Element data from apps and pages:
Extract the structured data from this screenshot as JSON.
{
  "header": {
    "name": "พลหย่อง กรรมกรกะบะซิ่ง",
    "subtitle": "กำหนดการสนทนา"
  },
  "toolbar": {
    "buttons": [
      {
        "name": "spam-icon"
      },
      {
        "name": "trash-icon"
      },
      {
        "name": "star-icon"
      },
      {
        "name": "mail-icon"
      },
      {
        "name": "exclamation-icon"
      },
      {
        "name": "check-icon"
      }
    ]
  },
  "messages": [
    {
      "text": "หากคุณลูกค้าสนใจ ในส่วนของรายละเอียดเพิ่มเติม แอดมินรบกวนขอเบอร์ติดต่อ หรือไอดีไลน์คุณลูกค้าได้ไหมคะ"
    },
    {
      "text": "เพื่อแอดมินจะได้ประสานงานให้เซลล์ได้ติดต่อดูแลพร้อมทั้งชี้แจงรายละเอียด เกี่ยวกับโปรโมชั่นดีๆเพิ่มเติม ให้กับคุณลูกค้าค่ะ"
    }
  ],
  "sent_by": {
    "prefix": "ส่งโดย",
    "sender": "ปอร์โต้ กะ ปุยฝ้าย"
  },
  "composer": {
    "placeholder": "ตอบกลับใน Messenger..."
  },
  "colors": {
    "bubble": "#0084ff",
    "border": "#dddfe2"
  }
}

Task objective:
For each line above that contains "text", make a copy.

Reply:
      "text": "หากคุณลูกค้าสนใจ ในส่วนของรายละเอียดเพิ่มเติม แอดมินรบกวนขอเบอร์ติดต่อ หรือไอดีไลน์คุณลูกค้าได้ไหมคะ"
      "text": "เพื่อแอดมินจะได้ประสานงานให้เซลล์ได้ติดต่อดูแลพร้อมทั้งชี้แจงรายละเอียด เกี่ยวกับโปรโมชั่นดีๆเพิ่มเติม ให้กับคุณลูกค้าค่ะ"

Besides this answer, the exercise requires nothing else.